Nout: fonts such as Arial ( used on this and my other pages in conventional spelling ) don't distinguish between letter 'l' and capital-i or 'I', tho you can see the difference by looking at the web page's source.
A quicker alternative is to use the number one, '1', which avoids the need for the key shift to capital-i.

One-syllable words ending in y are pronounced as in aisle or I. This means that spelling 'flies' as 'flys' confuses with 'fleas' or 'flees'. For clarity 'flies' could be rendered 'flIs'.
This exceptional pronunciation also appears in two-syllable words that are essentially one-syllable words plus a prefix, for example: deny ( de-ny ), rely ( re-ly ), bely -- or belie -- ( be-ly ), defy ( de-fy ). Such spellings may also be carried into three-syllable words, such as from 'defy' to 'defying' -- re-spelt 'defI' and 'defIing'.

The suffix '-fy', pronounced '-fI', as in 'modify', 'sanctify', does not need to be changed to a '-fI' spelling, on such three-syllable words, because the words meant are clear enough.

Redundant letters omited:

No repeated letters, with the inessential exception of 'off', as distinct from 'of'. 'Off' can be spelt like 'of' without confusion when hyphened to a verb, as in 'ward-of'.
Occasionally a repeated letter is merited by a repeated sound, as in 'kontinuum' ( continuum ), kontinuus ( continuous ).

Silent letters are left out, notably gh: 'weigh' becomes 'wei'; the h is removed if just that letter is silent: 'ghost' re-spells as 'gost'.
The word 'who' is now 'hw'.
Past tense ending ed is now 'd when the e is not sounded: rained now rain'd.

Consonants made more consistent:

No change in the spelling of the following consonants: b, d, f, h, j, k, l, m, n, p, r, s, t, v, z.

No removing, at this stage, the letter q which replaces k before u ; 'queue' can be spelt 'qu' ( or 'kw' ). Words ending in -ique can be spelt -yk instead: 'technique' now 'teknyk'.
No removing, yet, the letter x, which stands for ks.

Letter g never spelt for j sounds ( German, how-ever, does pronounce, for example, 'general' with a g sound. )
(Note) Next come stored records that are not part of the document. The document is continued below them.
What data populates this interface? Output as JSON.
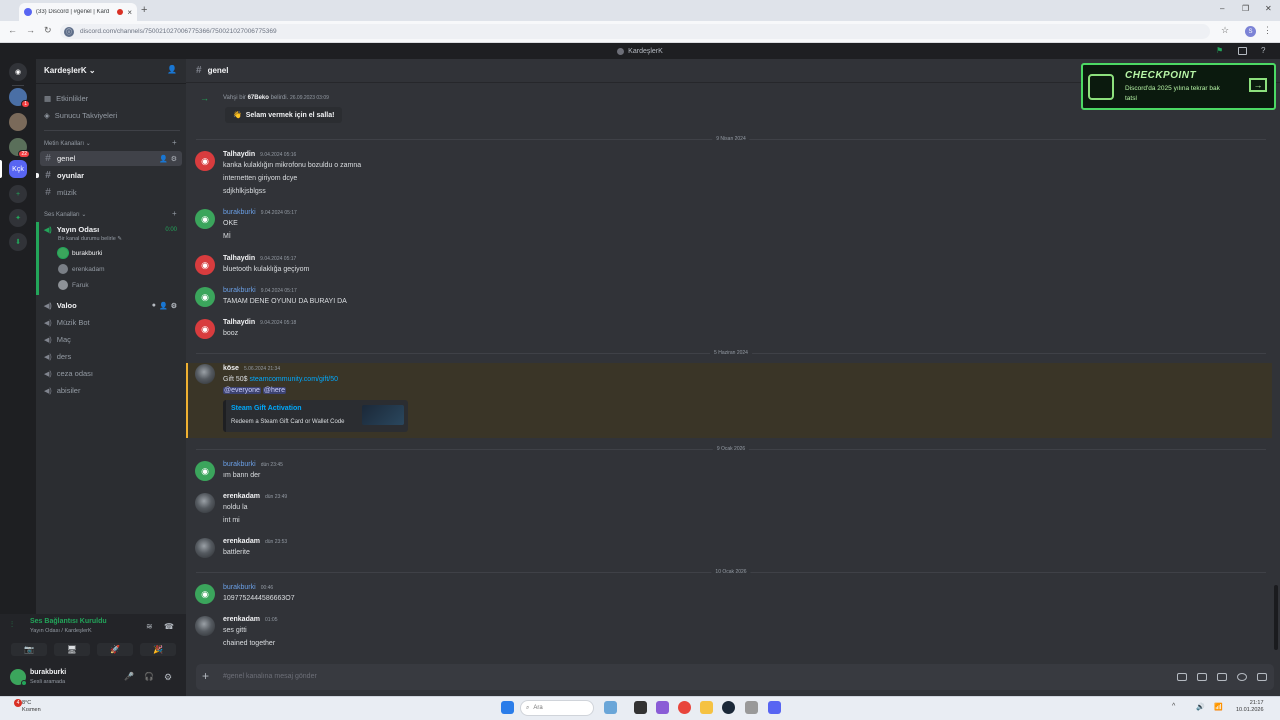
{
  "browser": {
    "tab_title": "(33) Discord | #genel | Kard",
    "tab_close": "×",
    "new_tab": "+",
    "url": "discord.com/channels/750021027006775366/750021027006775369",
    "window_controls": [
      "–",
      "❐",
      "✕"
    ],
    "nav_icons": [
      "back-icon",
      "forward-icon",
      "reload-icon"
    ],
    "profile_initial": "S",
    "star": "☆",
    "menu": "⋮"
  },
  "discord_titlebar": {
    "title": "KardeşlerK"
  },
  "rail": {
    "badges": [
      "1",
      "22"
    ],
    "selected_server": "Kçk",
    "icons": [
      "discord-home-icon",
      "add-server-icon",
      "discover-icon",
      "download-icon"
    ]
  },
  "sidebar": {
    "server_name": "KardeşlerK",
    "server_chevron": "⌄",
    "top_items": [
      {
        "label": "Etkinlikler",
        "icon": "calendar-icon"
      },
      {
        "label": "Sunucu Takviyeleri",
        "icon": "boost-icon"
      }
    ],
    "text_category": "Metin Kanalları",
    "text_channels": [
      {
        "name": "genel",
        "state": "active"
      },
      {
        "name": "oyunlar",
        "state": "unread"
      },
      {
        "name": "müzik",
        "state": "normal"
      }
    ],
    "voice_category": "Ses Kanalları",
    "voice_room": {
      "name": "Yayın Odası",
      "timer": "0:00",
      "status": "Bir kanal durumu belirle",
      "edit_glyph": "✎"
    },
    "voice_users": [
      {
        "name": "burakburki",
        "color": "#3ba55c",
        "speaking": true
      },
      {
        "name": "erenkadam",
        "color": "#7a7f86",
        "speaking": false
      },
      {
        "name": "Faruk",
        "color": "#8e9297",
        "speaking": false
      }
    ],
    "voice_channels": [
      {
        "name": "Valoo",
        "bold": true
      },
      {
        "name": "Müzik Bot",
        "bold": false
      },
      {
        "name": "Maç",
        "bold": false
      },
      {
        "name": "ders",
        "bold": false
      },
      {
        "name": "ceza odası",
        "bold": false
      },
      {
        "name": "abisiler",
        "bold": false
      }
    ],
    "glyphs": {
      "hash": "#",
      "speaker": "🔊",
      "plus": "+",
      "invite": "👤",
      "gear": "⚙",
      "chevron": "⌄"
    }
  },
  "voice_panel": {
    "status": "Ses Bağlantısı Kuruldu",
    "location": "Yayın Odası / KardeşlerK",
    "buttons": [
      "camera-off-icon",
      "screen-share-icon",
      "activities-icon",
      "soundboard-icon"
    ],
    "button_glyphs": [
      "📷",
      "🖥",
      "🚀",
      "🎉"
    ],
    "glyphs": {
      "signal": "📶",
      "noise": "≋",
      "disconnect": "☎"
    }
  },
  "user_panel": {
    "name": "burakburki",
    "status": "Sesli aramada",
    "glyphs": {
      "mic": "🎤",
      "headset": "🎧",
      "gear": "⚙"
    }
  },
  "chat": {
    "channel": "genel",
    "hash": "#",
    "system": {
      "arrow": "→",
      "text_before": "Vahşi bir",
      "user": "67Beko",
      "text_after": "belirdi.",
      "ts": "26.09.2023 03:09",
      "wave_label": "Selam vermek için el salla!",
      "wave_glyph": "👋"
    },
    "separators": [
      "9 Nisan 2024",
      "5 Haziran 2024",
      "9 Ocak 2026",
      "10 Ocak 2026"
    ],
    "messages": [
      {
        "author": "Talhaydin",
        "ts": "9.04.2024 05:16",
        "avatar": "red",
        "lines": [
          "kanka kulaklığın mikrofonu bozuldu o zamna",
          "internetten giriyom dcye",
          "sdjkhlkjsblgss"
        ]
      },
      {
        "author": "burakburki",
        "ts": "9.04.2024 05:17",
        "avatar": "green",
        "lines": [
          "OKE",
          "Mİ"
        ]
      },
      {
        "author": "Talhaydin",
        "ts": "9.04.2024 05:17",
        "avatar": "red",
        "lines": [
          "bluetooth kulaklığa geçiyom"
        ]
      },
      {
        "author": "burakburki",
        "ts": "9.04.2024 05:17",
        "avatar": "green",
        "lines": [
          "TAMAM DENE OYUNU DA BURAYI DA"
        ]
      },
      {
        "author": "Talhaydin",
        "ts": "9.04.2024 05:18",
        "avatar": "red",
        "lines": [
          "booz"
        ]
      },
      {
        "author": "köse",
        "ts": "5.06.2024 21:34",
        "avatar": "photo",
        "gift_prefix": "Gift 50$",
        "gift_link": "steamcommunity.com/gift/50",
        "mentions": [
          "@everyone",
          "@here"
        ]
      },
      {
        "author": "burakburki",
        "ts": "dün 23:45",
        "avatar": "green",
        "lines": [
          "ım bann der"
        ]
      },
      {
        "author": "erenkadam",
        "ts": "dün 23:49",
        "avatar": "photo",
        "lines": [
          "noldu la",
          "int mi"
        ]
      },
      {
        "author": "erenkadam",
        "ts": "dün 23:53",
        "avatar": "photo",
        "lines": [
          "battlerite"
        ]
      },
      {
        "author": "burakburki",
        "ts": "00:46",
        "avatar": "green",
        "lines": [
          "1097752444586663O7"
        ]
      },
      {
        "author": "erenkadam",
        "ts": "01:05",
        "avatar": "photo",
        "lines": [
          "ses gitti",
          "chained together"
        ]
      }
    ],
    "embed": {
      "title": "Steam Gift Activation",
      "description": "Redeem a Steam Gift Card or Wallet Code"
    },
    "composer_placeholder": "#genel kanalına mesaj gönder",
    "composer_plus": "+",
    "composer_icons": [
      "gift-icon",
      "gif-icon",
      "sticker-icon",
      "emoji-icon",
      "apps-icon"
    ]
  },
  "checkpoint": {
    "title": "CHECKPOINT",
    "subtitle": "Discord'da 2025 yılına tekrar bak",
    "subtitle2": "tatsl",
    "arrow": "→"
  },
  "taskbar": {
    "notif_count": "4",
    "weather_temp": "8°C",
    "weather_desc": "Kısmen",
    "search_placeholder": "Ara",
    "search_glyph": "⌕",
    "time": "21:17",
    "date": "10.01.2026",
    "apps": [
      "start-icon",
      "search-bar",
      "landscape-widget-icon",
      "task-view-icon",
      "copilot-icon",
      "chrome-icon",
      "file-explorer-icon",
      "steam-icon",
      "help-icon",
      "discord-taskbar-icon"
    ],
    "tray_glyphs": [
      "^",
      "🔊",
      "📶"
    ]
  }
}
Letter c is never spelt for k, as in 'come', or s, as in 'civil'. But c retained in words like 'social' or 'ocean'. That is c = sh. But the sh digraf not replaced by c yet.
The odd word 'sure' is re-spelt 'shur'; 'machine' is re-spelt 'macyn'.

The ch digraf equals tc but not replaced, at this stage. Eventually, words such as 'church' could be spelt 'tcurtc' and words such as 'hitch' spelt 'hitc'.
Digraf ch is replaced by k when that is how it is pronounced: 'mechanic' is re-spelt 'mekanik'.
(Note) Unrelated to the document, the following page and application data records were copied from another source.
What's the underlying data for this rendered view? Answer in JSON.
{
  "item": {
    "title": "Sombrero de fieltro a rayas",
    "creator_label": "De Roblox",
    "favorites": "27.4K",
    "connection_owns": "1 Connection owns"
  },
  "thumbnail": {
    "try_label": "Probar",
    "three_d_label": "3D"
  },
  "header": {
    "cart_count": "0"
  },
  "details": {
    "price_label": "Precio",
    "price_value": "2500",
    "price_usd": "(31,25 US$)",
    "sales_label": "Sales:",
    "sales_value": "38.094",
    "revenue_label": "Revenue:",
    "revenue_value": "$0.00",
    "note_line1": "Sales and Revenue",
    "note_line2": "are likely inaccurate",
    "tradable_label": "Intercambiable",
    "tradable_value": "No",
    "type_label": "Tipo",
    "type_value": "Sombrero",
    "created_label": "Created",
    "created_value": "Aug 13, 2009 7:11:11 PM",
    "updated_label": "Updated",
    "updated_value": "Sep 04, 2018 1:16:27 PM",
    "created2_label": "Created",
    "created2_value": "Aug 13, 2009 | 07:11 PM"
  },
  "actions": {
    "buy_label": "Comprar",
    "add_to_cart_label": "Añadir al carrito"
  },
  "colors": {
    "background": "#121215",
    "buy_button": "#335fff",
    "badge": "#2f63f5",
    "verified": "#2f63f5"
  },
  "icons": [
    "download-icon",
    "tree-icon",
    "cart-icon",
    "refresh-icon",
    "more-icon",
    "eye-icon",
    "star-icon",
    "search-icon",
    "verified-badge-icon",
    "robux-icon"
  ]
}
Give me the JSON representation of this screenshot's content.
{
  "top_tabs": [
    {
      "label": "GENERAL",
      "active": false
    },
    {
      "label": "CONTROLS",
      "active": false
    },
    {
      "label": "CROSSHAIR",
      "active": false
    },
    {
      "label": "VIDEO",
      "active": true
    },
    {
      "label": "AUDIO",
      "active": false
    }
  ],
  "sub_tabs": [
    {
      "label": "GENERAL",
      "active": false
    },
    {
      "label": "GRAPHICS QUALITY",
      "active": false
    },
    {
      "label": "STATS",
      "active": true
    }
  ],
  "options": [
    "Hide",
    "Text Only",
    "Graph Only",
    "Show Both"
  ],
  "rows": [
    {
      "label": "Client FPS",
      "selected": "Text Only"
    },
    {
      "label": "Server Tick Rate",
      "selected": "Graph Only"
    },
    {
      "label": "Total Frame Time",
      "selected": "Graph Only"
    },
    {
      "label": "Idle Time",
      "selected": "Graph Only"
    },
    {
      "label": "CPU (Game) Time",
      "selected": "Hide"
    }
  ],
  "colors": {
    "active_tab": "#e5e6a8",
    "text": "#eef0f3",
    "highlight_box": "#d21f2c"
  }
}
Digraf th not changed yet.

The following digrafs are replaced or removed: dg for j : 'judge' now 'juj'.

Letter f replaces ph or gh : 'photograph' is now 'fotograf'; 'rough' now 'ruf'.
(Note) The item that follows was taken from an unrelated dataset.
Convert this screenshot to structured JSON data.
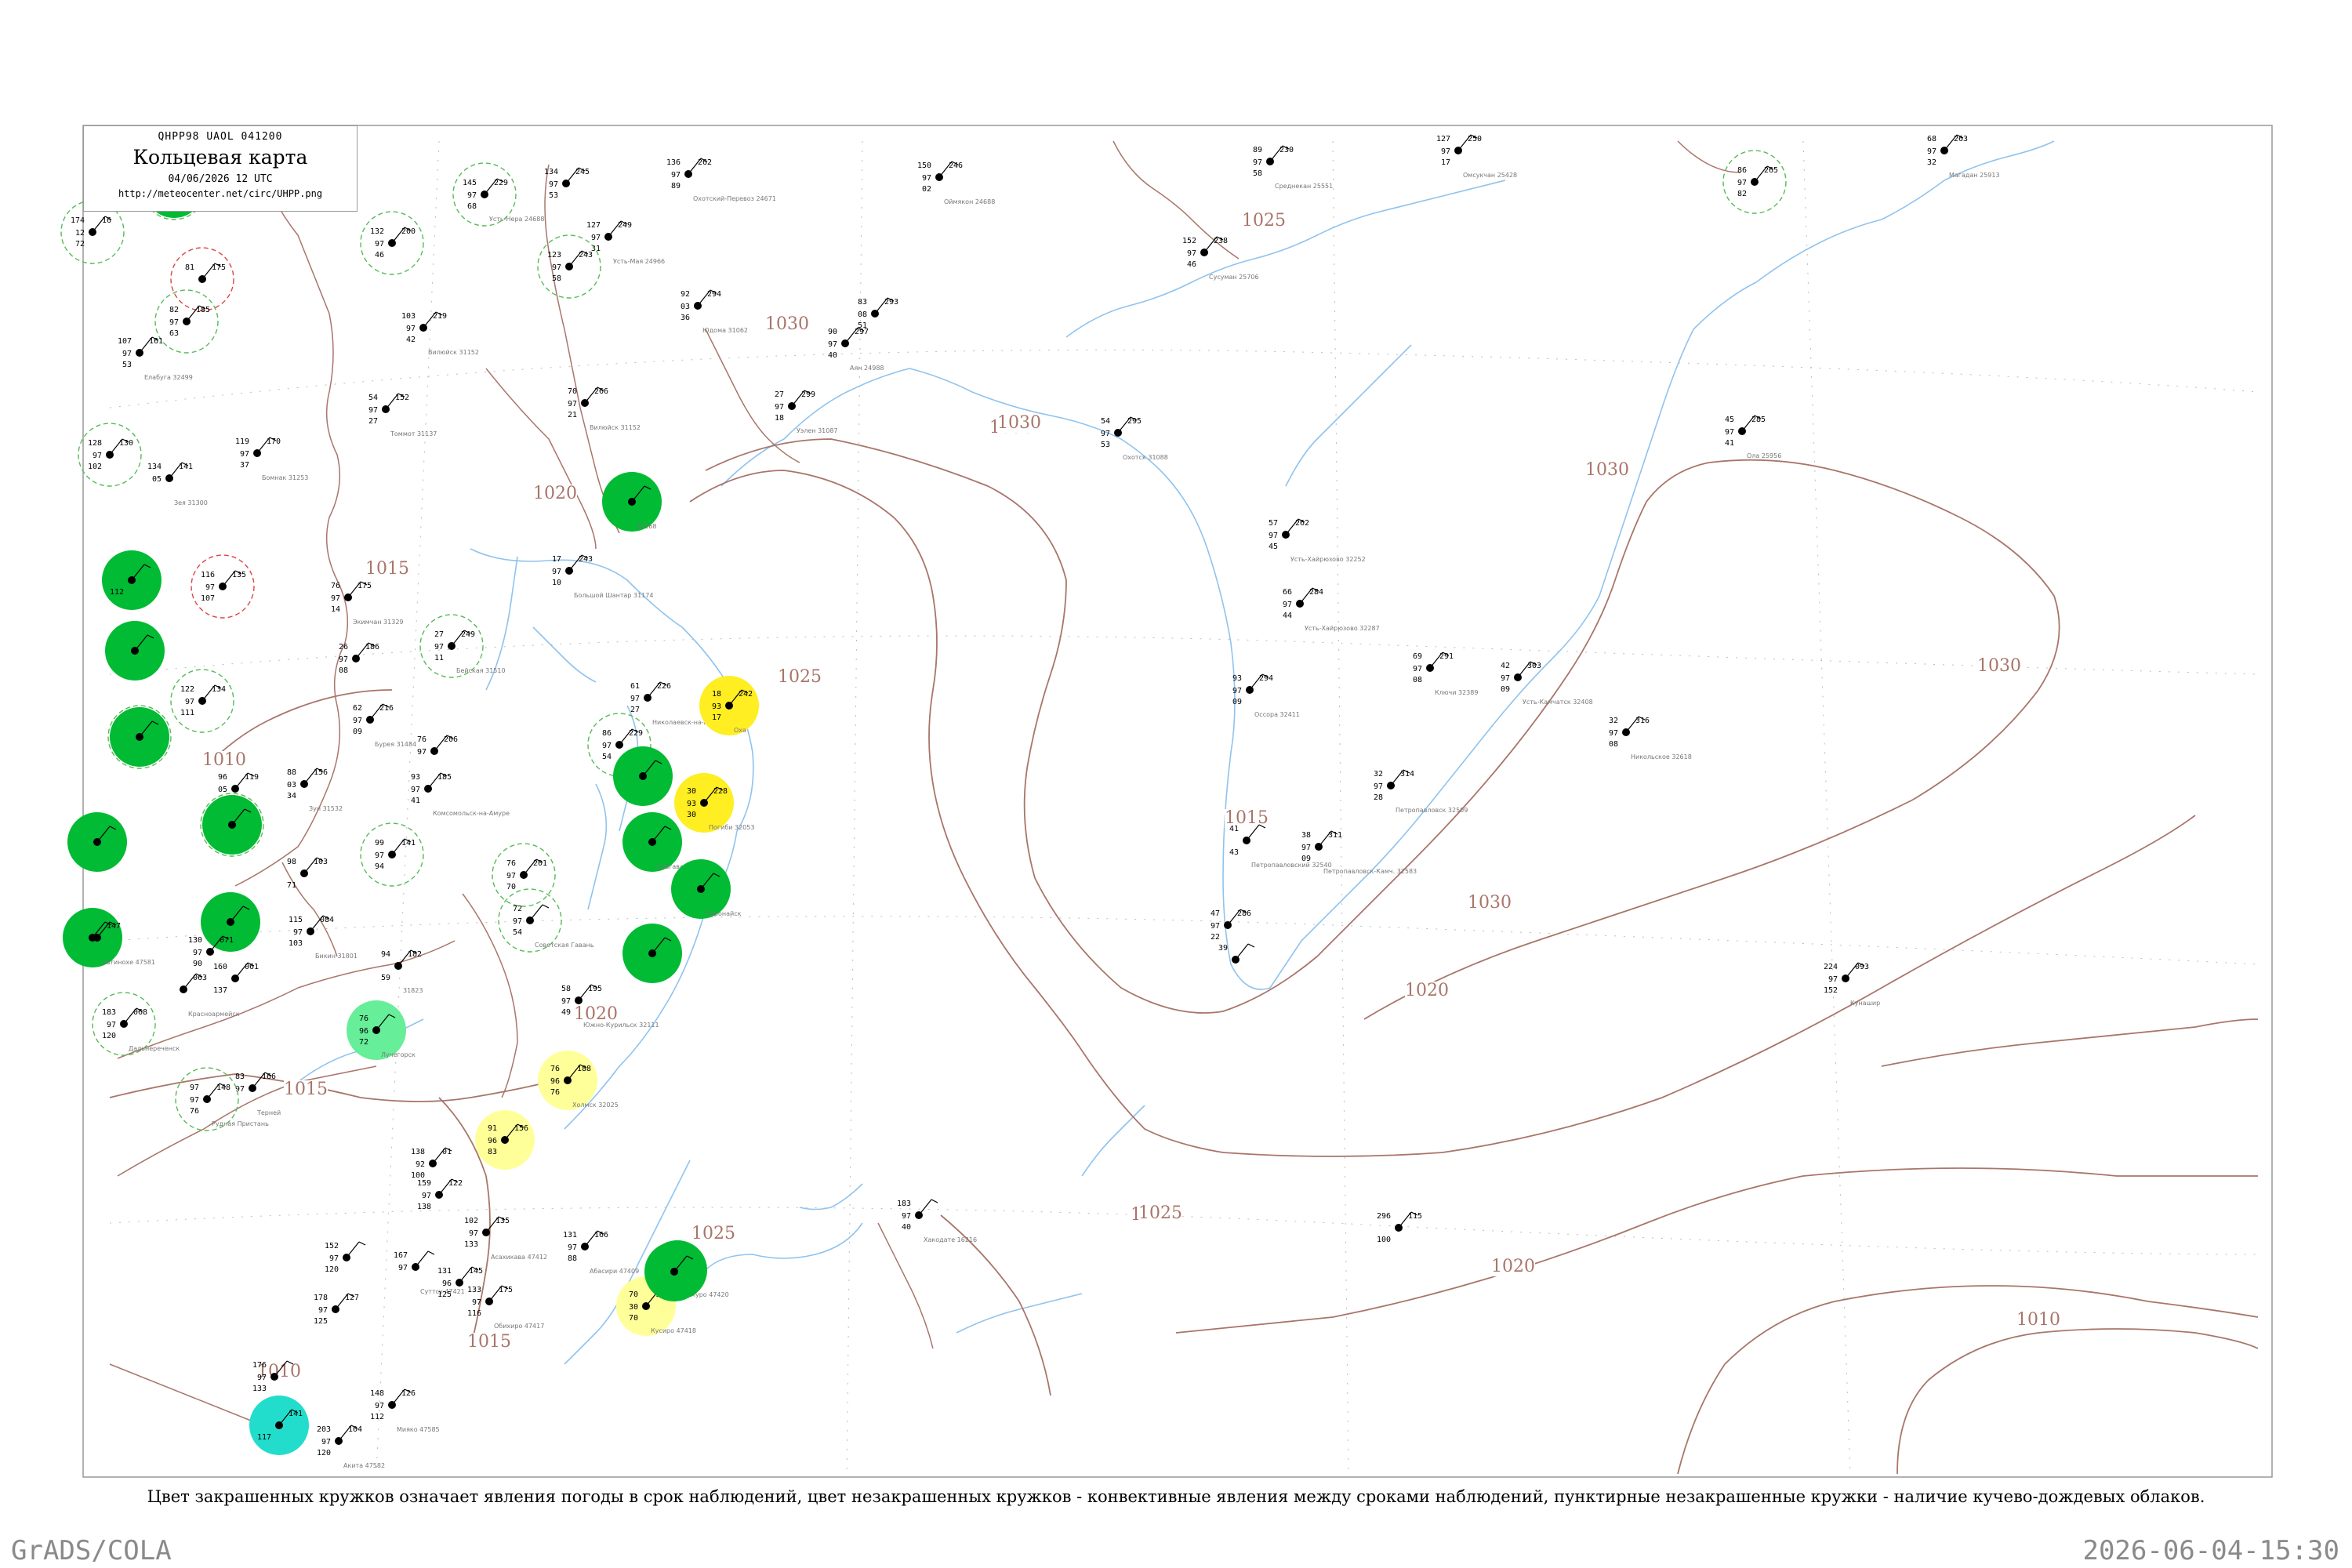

Digraf wh is replaced by w : 'which' now 'wich'.

Removing the most unfonetic rules for English dipthongs:

This reform removes all the spellings that stick an e on the end of a word, to aksent the word's preceding vowel as a dipthong. ( This was the make-shift William Caxton had to employ for the first English printing press. ) Other vowel-letter combinations that dont match the standard English dipthongs, such as oa and ea also have the second letter removed, or are re-spelled to avoid confusion with existing words ( See the two vowel tables below ).
The ew dipthong has the first letter removed.

Tabl 1: Replacing Caxton's and other unfonetic vowel digrafs in English.
e accent for
Example: Suggested
Example: Suggested
a e ate ait
e e free fry ea eat yt
i e fry
site / sight
o e toe tou ( distinct
from tow )
oa load lowd ( distinct
from 'loud' )
u e due du oo

Tabl 2: Fonetic English digrafs that are also conventional English spellings, which may not be understood fonetically.
-i / -y
-u / -w
ai / ay / I Australian / Cockney:
rain Spain mainly plain
may play
spIn ( spine ), mIn ( mine )
au / aw tau, aural
ei / ey vein / fey
double-i = y story / storey
relyv = relieve
yu / yw yu = you
yw = yew
oi / oy toil / toy o / ou / ow so / soul
/ sow
wi wi' / with double-u = w
instead of ew
or oo
two / too = tw / tu
thrw = threw /
thru = through

The dipthongs, with second vowel unstressed, tradition spells with an r, where it may no longer be sounded, in some dialects: ar ( are ), er ( air, there ), ir ( ear ), or ( or ), ur ( sure ).

Richard Lung.

To top.

To index of simpler spelt pages.
To home page.